Roberto Verganti pleaded for ‘giving meaning’, for the designers and visionaries. Verganti: ‘Vision is the most important feature with which a product or service can distinguish itself. It’s all about vision. Developing a vision is going to be far more important than developing ideas. Because with open innovation you can create ideas in an easy and inexpensive way. And if anyone can think along, what will be the role of design then? How will we define the future design instruments? What are the necessary skills?’ Vision and interpretation, as far as Verganti is concerned. He ended his story with three conclusions: Design is about the renewal of meaning. Renewal does not arise from the needs of users. The development of vision works best in a group with a diverse workforce in which also people from outside the network are represented. Apple was cited as an example, where an interior designer was included in the design team, because the computers would be used in the home environment.
Roland Streule held a speech about the difference between a good and a successful design. Using examples from his own company (Swatch Group, Rado), he showed that a design can win pretentious prizes, but that that does not guarantee a successful sale. Streule: ‘Success depends on trade – the product must be saleable – and on the consumer. In addition, design, materials and technology of a product have to be in the right balance with each other.’
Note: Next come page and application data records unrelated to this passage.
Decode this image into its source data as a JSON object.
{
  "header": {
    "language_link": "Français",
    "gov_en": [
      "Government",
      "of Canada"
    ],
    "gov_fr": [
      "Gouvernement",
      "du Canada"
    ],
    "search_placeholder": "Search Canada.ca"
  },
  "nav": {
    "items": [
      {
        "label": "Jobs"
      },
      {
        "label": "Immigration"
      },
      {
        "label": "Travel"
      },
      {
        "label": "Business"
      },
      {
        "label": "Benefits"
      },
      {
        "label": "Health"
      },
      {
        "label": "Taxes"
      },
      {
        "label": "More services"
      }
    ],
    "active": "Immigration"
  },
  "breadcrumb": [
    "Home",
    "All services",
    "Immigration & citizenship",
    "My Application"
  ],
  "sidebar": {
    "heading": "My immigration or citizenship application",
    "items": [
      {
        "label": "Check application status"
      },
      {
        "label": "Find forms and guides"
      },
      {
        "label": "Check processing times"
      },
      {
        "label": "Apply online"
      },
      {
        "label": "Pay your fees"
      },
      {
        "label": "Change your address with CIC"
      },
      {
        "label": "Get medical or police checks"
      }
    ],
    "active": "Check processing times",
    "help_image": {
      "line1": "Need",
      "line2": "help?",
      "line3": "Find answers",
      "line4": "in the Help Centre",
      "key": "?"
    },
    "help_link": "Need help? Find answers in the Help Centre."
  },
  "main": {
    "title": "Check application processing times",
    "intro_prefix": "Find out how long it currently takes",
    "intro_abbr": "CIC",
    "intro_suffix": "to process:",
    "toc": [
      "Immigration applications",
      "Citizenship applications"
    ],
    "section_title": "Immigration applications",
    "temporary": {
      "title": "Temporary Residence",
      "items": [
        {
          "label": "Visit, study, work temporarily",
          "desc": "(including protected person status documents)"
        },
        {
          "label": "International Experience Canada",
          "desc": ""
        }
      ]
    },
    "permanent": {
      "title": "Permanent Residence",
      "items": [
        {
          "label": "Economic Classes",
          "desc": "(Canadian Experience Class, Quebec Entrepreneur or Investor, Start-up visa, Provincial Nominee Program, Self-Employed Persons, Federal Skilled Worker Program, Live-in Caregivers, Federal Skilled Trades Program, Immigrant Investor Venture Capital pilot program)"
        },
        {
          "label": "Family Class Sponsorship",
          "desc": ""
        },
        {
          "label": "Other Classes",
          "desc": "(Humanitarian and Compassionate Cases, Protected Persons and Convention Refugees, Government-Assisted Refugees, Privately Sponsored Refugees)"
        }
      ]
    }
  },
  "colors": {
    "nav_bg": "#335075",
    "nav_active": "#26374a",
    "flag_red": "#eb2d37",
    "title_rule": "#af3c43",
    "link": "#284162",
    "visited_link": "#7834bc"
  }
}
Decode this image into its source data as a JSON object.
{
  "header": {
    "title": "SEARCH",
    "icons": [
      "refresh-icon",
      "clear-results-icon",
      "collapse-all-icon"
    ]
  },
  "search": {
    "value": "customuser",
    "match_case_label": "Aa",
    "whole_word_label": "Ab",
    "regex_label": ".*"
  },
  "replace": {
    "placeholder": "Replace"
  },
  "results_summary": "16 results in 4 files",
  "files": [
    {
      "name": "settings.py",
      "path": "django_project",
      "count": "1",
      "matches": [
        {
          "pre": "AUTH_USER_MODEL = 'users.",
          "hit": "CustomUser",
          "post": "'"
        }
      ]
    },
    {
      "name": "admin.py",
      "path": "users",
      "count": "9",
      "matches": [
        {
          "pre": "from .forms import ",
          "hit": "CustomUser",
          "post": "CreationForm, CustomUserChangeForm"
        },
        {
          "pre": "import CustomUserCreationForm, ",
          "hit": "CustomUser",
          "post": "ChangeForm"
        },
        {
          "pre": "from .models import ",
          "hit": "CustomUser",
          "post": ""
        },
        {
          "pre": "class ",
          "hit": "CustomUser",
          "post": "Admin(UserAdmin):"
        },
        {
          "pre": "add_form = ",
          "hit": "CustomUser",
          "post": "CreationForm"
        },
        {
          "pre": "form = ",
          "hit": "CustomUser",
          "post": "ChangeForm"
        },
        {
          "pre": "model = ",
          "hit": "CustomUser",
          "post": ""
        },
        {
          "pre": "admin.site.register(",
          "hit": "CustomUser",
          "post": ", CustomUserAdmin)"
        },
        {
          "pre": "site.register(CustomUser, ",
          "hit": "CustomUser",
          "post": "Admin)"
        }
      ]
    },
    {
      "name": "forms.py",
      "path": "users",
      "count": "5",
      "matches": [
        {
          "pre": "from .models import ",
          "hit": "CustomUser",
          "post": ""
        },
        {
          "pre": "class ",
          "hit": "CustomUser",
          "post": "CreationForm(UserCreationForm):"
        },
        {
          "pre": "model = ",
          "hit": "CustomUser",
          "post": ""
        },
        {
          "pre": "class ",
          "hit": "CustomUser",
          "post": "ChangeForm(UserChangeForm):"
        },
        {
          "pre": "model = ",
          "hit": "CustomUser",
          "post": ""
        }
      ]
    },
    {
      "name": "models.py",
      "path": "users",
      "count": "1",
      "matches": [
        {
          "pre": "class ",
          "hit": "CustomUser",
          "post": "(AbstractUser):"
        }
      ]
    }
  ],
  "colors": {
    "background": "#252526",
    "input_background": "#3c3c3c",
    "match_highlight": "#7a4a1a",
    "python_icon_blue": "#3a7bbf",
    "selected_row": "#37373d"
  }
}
Paul Iske pleaded strongly for collaboration: connecting worlds and connecting people. He defines innovation as an added value that results from applying knowledge in areas unfamiliar with the phenomenon. According to Iske innovation can only occur under certain conditions, with diversity as a key precondition. Because it is diversity that generates the dialogue. It is about asking questions, understanding and respect, and all parties need to work on that. Iske introduces the ‘creativity index’: the number of questions that you ask each day, multiplied by the times you laugh. With this, he illustrates that interest in and respect for others determines a culture in which innovation is possible.
‘Design strategies determine the future of the industry,’ claims Stefan Pannenbecker. ‘And vision is the context in which design can act. It is all about what design can do for society and humanity. It is not just about creating new products, but about creating culturally relevant products. Service design is the future. And for that you need to study human behavior, to see how you can add something to the welfare. Pannenbecker: ‘Designers are editors.’
The last keynote speaker, Cees van Dok, shares the vision of Pannenbecker that design can change companies. He sees designers as the drivers of change. Van Dok: ‘Frog design works from knowledge, technology, inspiration and impact with companies to develop and to market meaningful products, services and experiences. The primary focus is not on the users. Their behavior is being mapped, but the focus is not on their needs. You need to think for them, not ask them what they want. If mister Ford had done that we would have had faster horses now instead of cars. No, you have to zoom out and choose a new perspective. Improvement requires a change in mentality.’ He instances the traditional structure of businesses in departments that operate independently. ‘You have to start introducing a certain overlap. That will give cooperation a boost and everyone will be part of the dialogue.’
Although the lectures were very diverse, the speakers all agreed on one thing: the need for cooperation. Cooperation with industry, cooperation with other design disciplines, with researchers and technologists. Actually, with as many disciplines as possible. Because innovation is based on vision and vision is best developed in a multidisciplinary environment.
The conclusions of the keynote speakers all came down to one message:
Work from a vision, give meaning to design. Be modest, be cooperative. Collaborate. Respect others and try to understand them.
Only through cooperation is design able to create transformation and innovation in business and society.
The organizers of the seminar were very pleased with the outcome of the day and considered expanding the format in the future. World Design Forum on Health, on Mobility, on City Life, … on Design.